Getrude Himmelfarb of the Washington Post has criticized The Passion of the Christ without seeing it. Her attack is basically that the movie is an act of social irresponsibility. She offers a couple "how would you feel" thought experiments.
How would Christians feel if "if a Hollywood producer made a film, in the same "over the edge" spirit vaunted by Gibson, dramatizing another historical event -- the auto-da-fé in Spain in February 1481, for example, in which six men and six women conversos (Jewish converts to Christianity) were tortured and burned alive at the stake, while richly robed prelates triumphally presided over the scene?"

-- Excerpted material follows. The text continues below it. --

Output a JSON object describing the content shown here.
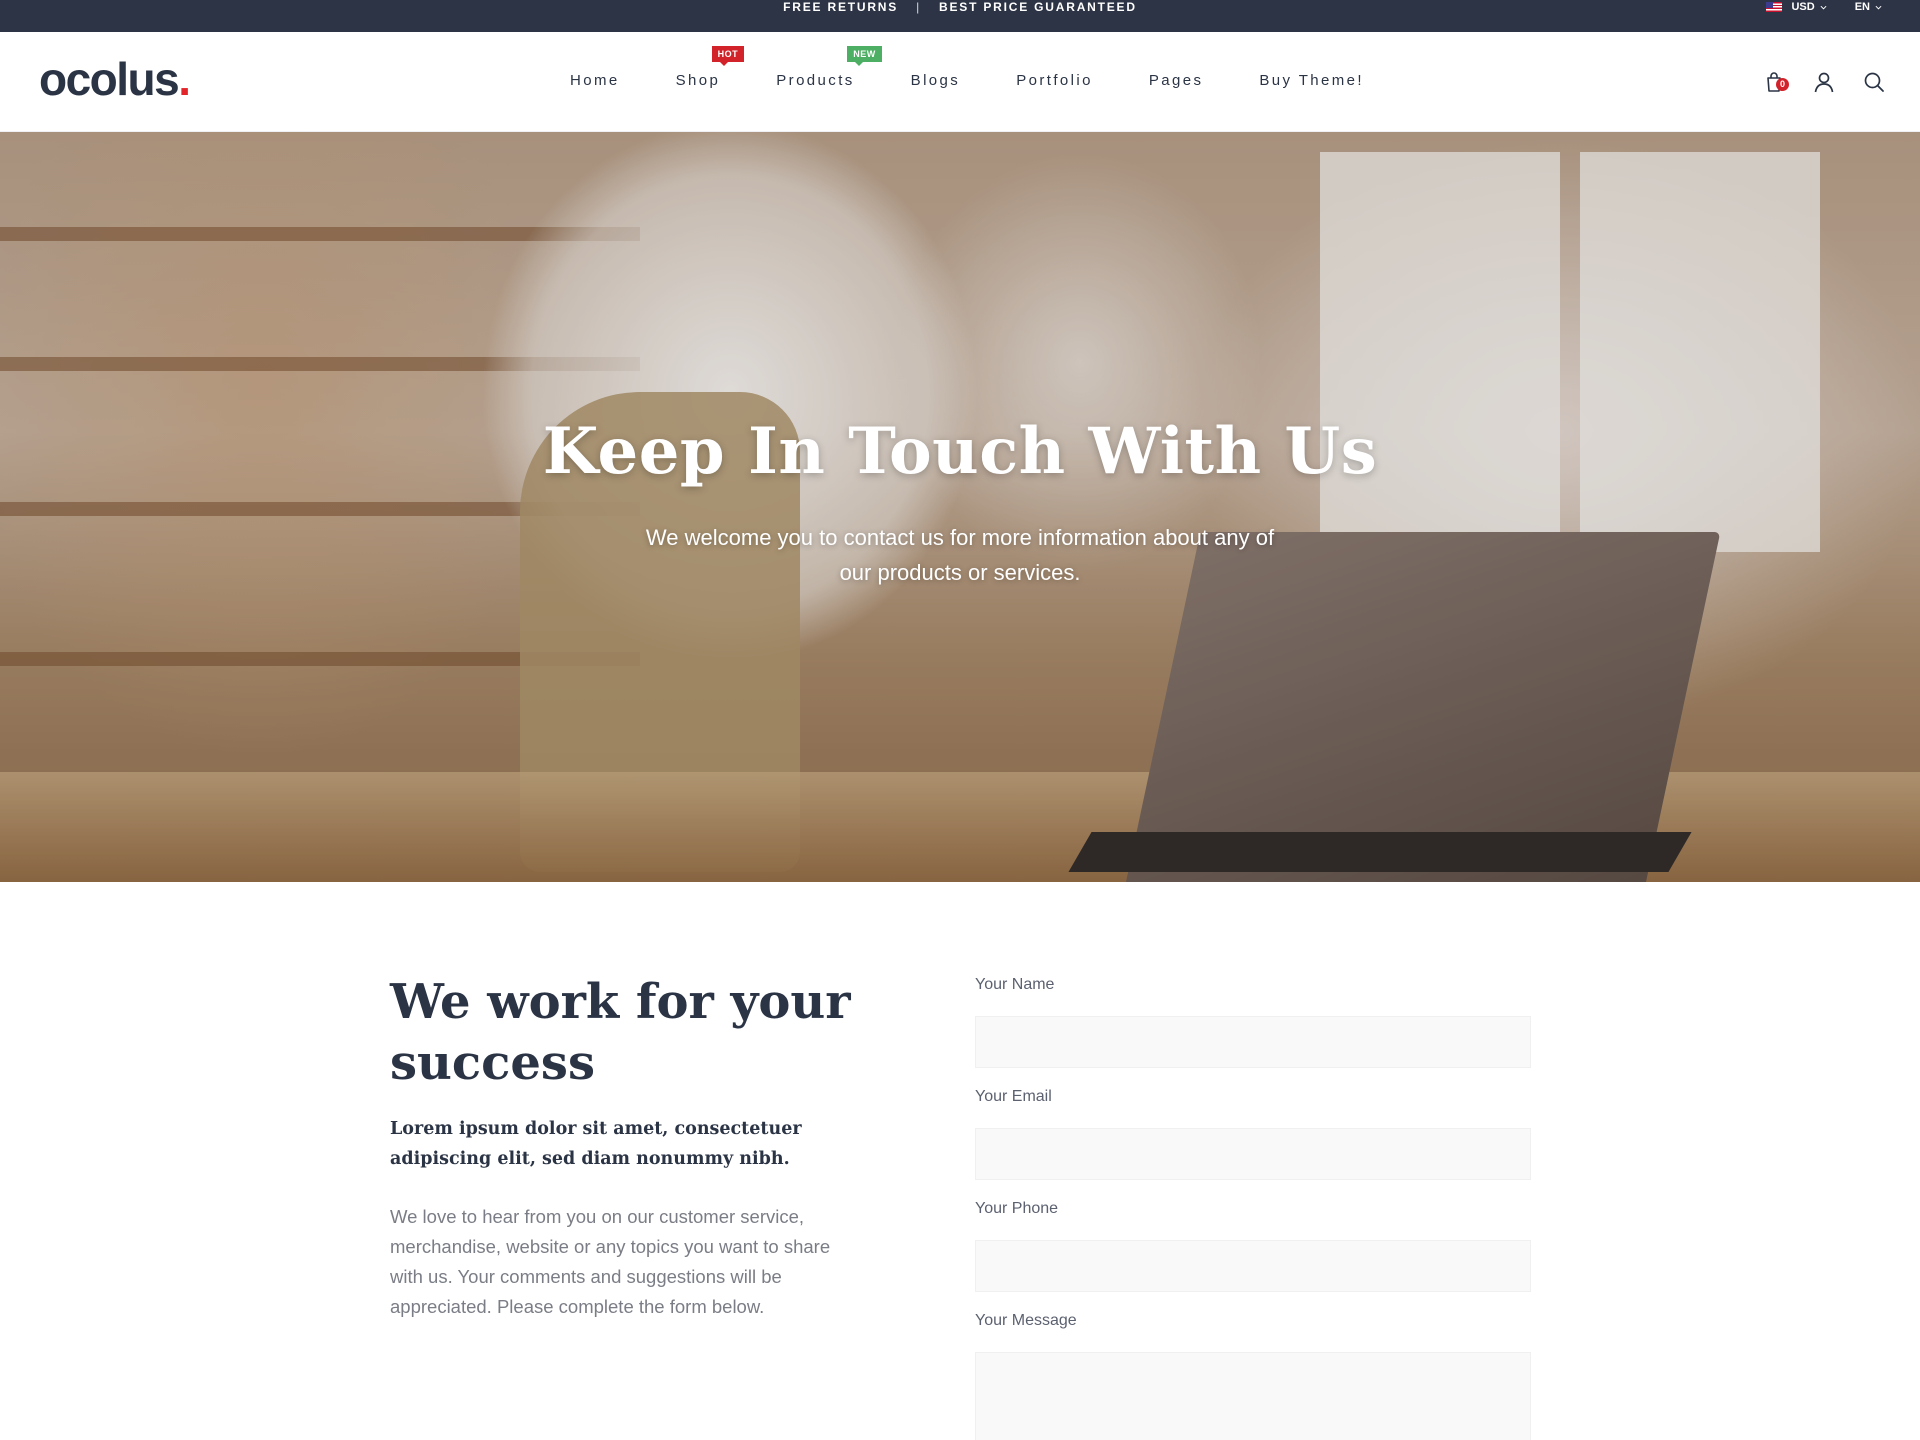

Or, Christian, how would you feel about "a film of the First Crusade produced by a Muslim. The venerable 1911 edition of the Encyclopaedia Britannica describes, in relatively sober terms, the month-long siege culminating in the capture of Jerusalem: "The slaughter was terrible; the blood of the conquered ran down the streets, until men splashed in blood as they rode. At nightfall, sobbing for excess of joy, the crusaders came to the Sepulchre from their treading of the winepress, and put their blood-stained hands together in prayer. So, on that day of July, the First Crusade came to an end."".
On a stupidity scale of 1 to Bishop Spong, this argument is way up there. It compares a film about what is regarded as the defining moment of God's redemptive work with human tragedies borne of men, not God.

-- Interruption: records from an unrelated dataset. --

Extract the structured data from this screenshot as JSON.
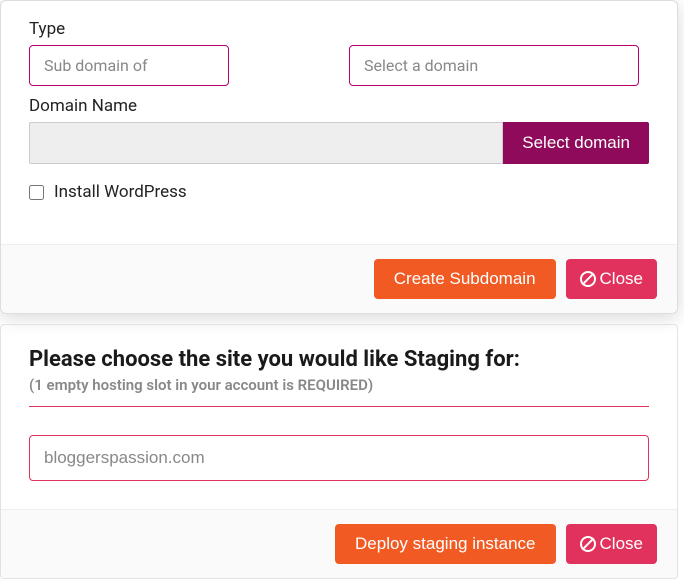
{
  "modal1": {
    "type_label": "Type",
    "subdomain_select": "Sub domain of",
    "domain_select_placeholder": "Select a domain",
    "domain_name_label": "Domain Name",
    "domain_value": "",
    "select_domain_btn": "Select domain",
    "install_wp_label": "Install WordPress",
    "create_btn": "Create Subdomain",
    "close_btn": "Close"
  },
  "modal2": {
    "heading": "Please choose the site you would like Staging for:",
    "subnote": "(1 empty hosting slot in your account is REQUIRED)",
    "site_value": "bloggerspassion.com",
    "deploy_btn": "Deploy staging instance",
    "close_btn": "Close"
  }
}
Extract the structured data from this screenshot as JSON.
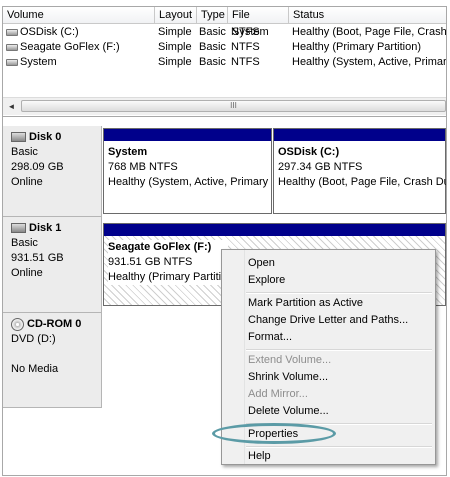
{
  "columns": [
    "Volume",
    "Layout",
    "Type",
    "File System",
    "Status"
  ],
  "volumes": [
    {
      "name": "OSDisk (C:)",
      "layout": "Simple",
      "type": "Basic",
      "fs": "NTFS",
      "status": "Healthy (Boot, Page File, Crash D"
    },
    {
      "name": "Seagate GoFlex (F:)",
      "layout": "Simple",
      "type": "Basic",
      "fs": "NTFS",
      "status": "Healthy (Primary Partition)"
    },
    {
      "name": "System",
      "layout": "Simple",
      "type": "Basic",
      "fs": "NTFS",
      "status": "Healthy (System, Active, Primary"
    }
  ],
  "scrollbar": {
    "left_arrow": "◄",
    "grip": "III"
  },
  "disks": [
    {
      "name": "Disk 0",
      "type": "Basic",
      "size": "298.09 GB",
      "state": "Online"
    },
    {
      "name": "Disk 1",
      "type": "Basic",
      "size": "931.51 GB",
      "state": "Online"
    },
    {
      "name": "CD-ROM 0",
      "type": "DVD (D:)",
      "size": "",
      "state": "No Media"
    }
  ],
  "partitions": {
    "system": {
      "title": "System",
      "size": "768 MB NTFS",
      "status": "Healthy (System, Active, Primary F"
    },
    "osdisk": {
      "title": "OSDisk  (C:)",
      "size": "297.34 GB NTFS",
      "status": "Healthy (Boot, Page File, Crash Dum"
    },
    "seagate": {
      "title": "Seagate GoFlex  (F:)",
      "size": "931.51 GB NTFS",
      "status": "Healthy (Primary Partitio"
    }
  },
  "menu": {
    "open": "Open",
    "explore": "Explore",
    "mark_active": "Mark Partition as Active",
    "change_letter": "Change Drive Letter and Paths...",
    "format": "Format...",
    "extend": "Extend Volume...",
    "shrink": "Shrink Volume...",
    "add_mirror": "Add Mirror...",
    "delete": "Delete Volume...",
    "properties": "Properties",
    "help": "Help"
  },
  "colors": {
    "partition_bar": "#00008b",
    "highlight_oval": "#5b9ba6"
  }
}
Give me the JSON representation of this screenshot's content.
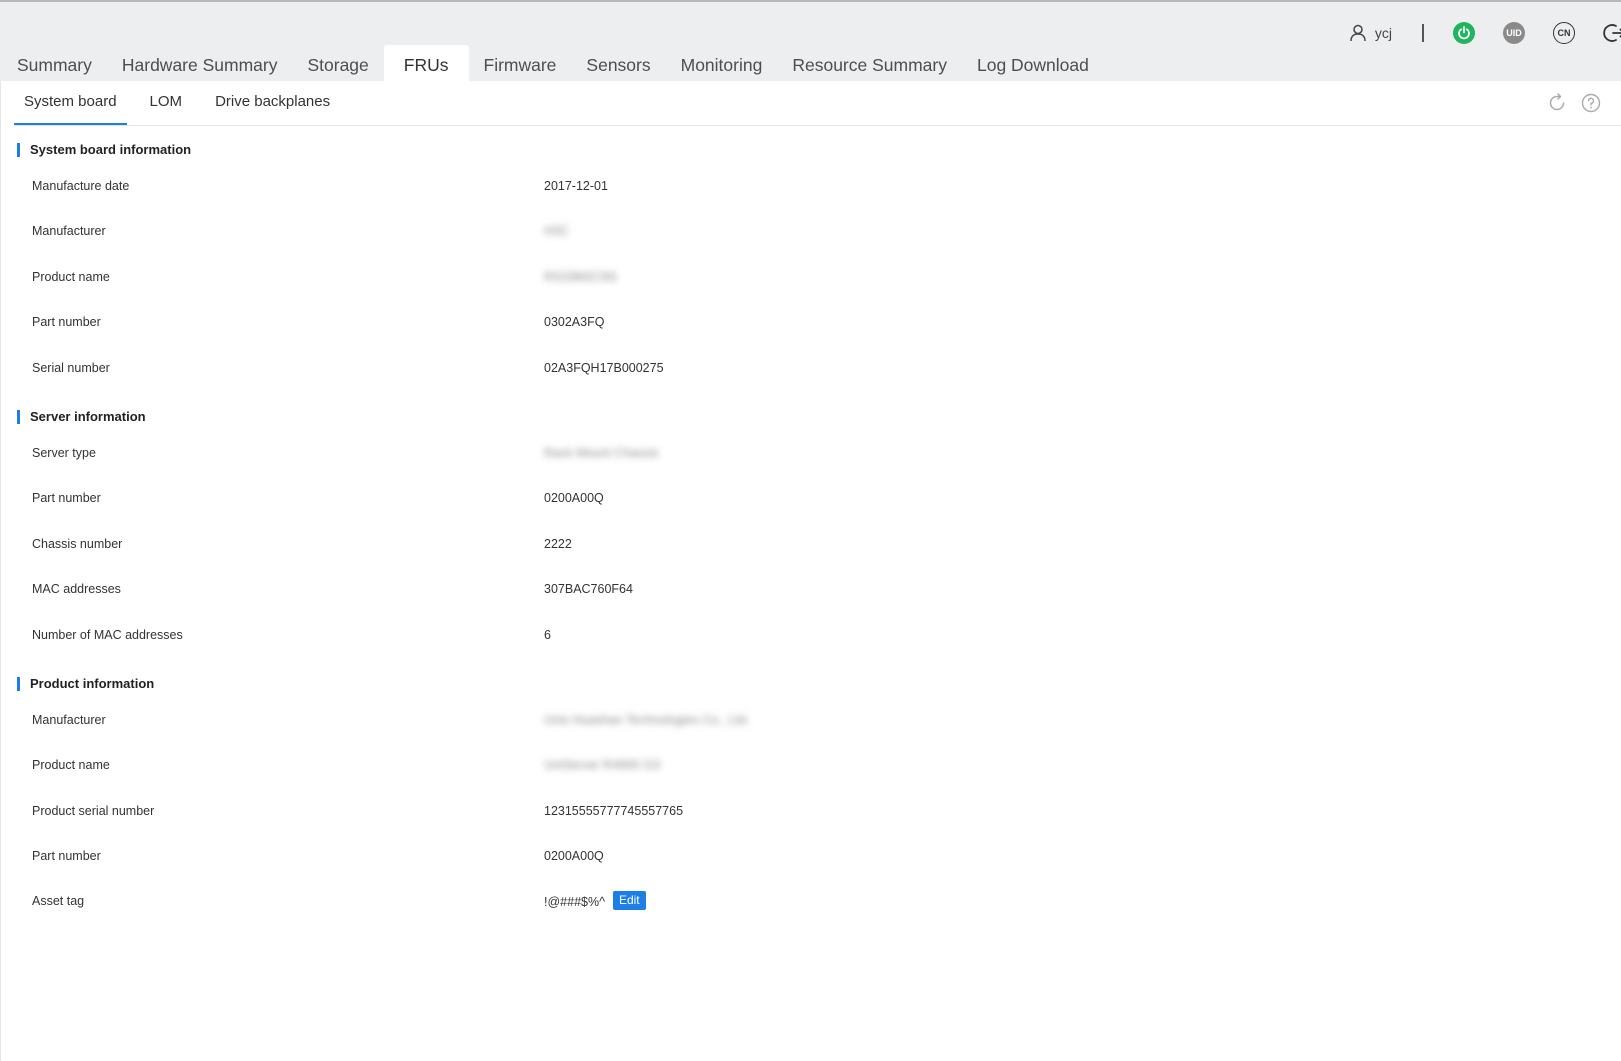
{
  "header": {
    "main_tabs": [
      "Summary",
      "Hardware Summary",
      "Storage",
      "FRUs",
      "Firmware",
      "Sensors",
      "Monitoring",
      "Resource Summary",
      "Log Download"
    ],
    "active_tab": "FRUs",
    "user": {
      "name": "ycj",
      "uid_label": "UID",
      "lang_label": "CN"
    }
  },
  "sub_tabs": [
    "System board",
    "LOM",
    "Drive backplanes"
  ],
  "active_sub_tab": "System board",
  "sections": [
    {
      "title": "System board information",
      "rows": [
        {
          "label": "Manufacture date",
          "value": "2017-12-01"
        },
        {
          "label": "Manufacturer",
          "value": "H3C",
          "obscured": true
        },
        {
          "label": "Product name",
          "value": "RS33M2C9S",
          "obscured": true
        },
        {
          "label": "Part number",
          "value": "0302A3FQ"
        },
        {
          "label": "Serial number",
          "value": "02A3FQH17B000275"
        }
      ]
    },
    {
      "title": "Server information",
      "rows": [
        {
          "label": "Server type",
          "value": "Rack Mount Chassis",
          "obscured": true
        },
        {
          "label": "Part number",
          "value": "0200A00Q"
        },
        {
          "label": "Chassis number",
          "value": "2222"
        },
        {
          "label": "MAC addresses",
          "value": "307BAC760F64"
        },
        {
          "label": "Number of MAC addresses",
          "value": "6"
        }
      ]
    },
    {
      "title": "Product information",
      "rows": [
        {
          "label": "Manufacturer",
          "value": "Unis Huashan Technologies Co., Ltd.",
          "obscured": true
        },
        {
          "label": "Product name",
          "value": "UniServer R4900 G3",
          "obscured": true
        },
        {
          "label": "Product serial number",
          "value": "12315555777745557765"
        },
        {
          "label": "Part number",
          "value": "0200A00Q"
        },
        {
          "label": "Asset tag",
          "value": "!@###$%^",
          "action": "Edit"
        }
      ]
    }
  ],
  "colors": {
    "accent": "#1d7fe5",
    "power": "#1fb55e",
    "header_bg": "#edeeef"
  }
}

Nevertheless, the answer is simple: I would not rant and rave like those who are screaming that Gibson’s movie is anti-Semitic, revealing nothing so much as their own anti-Christian bigotry.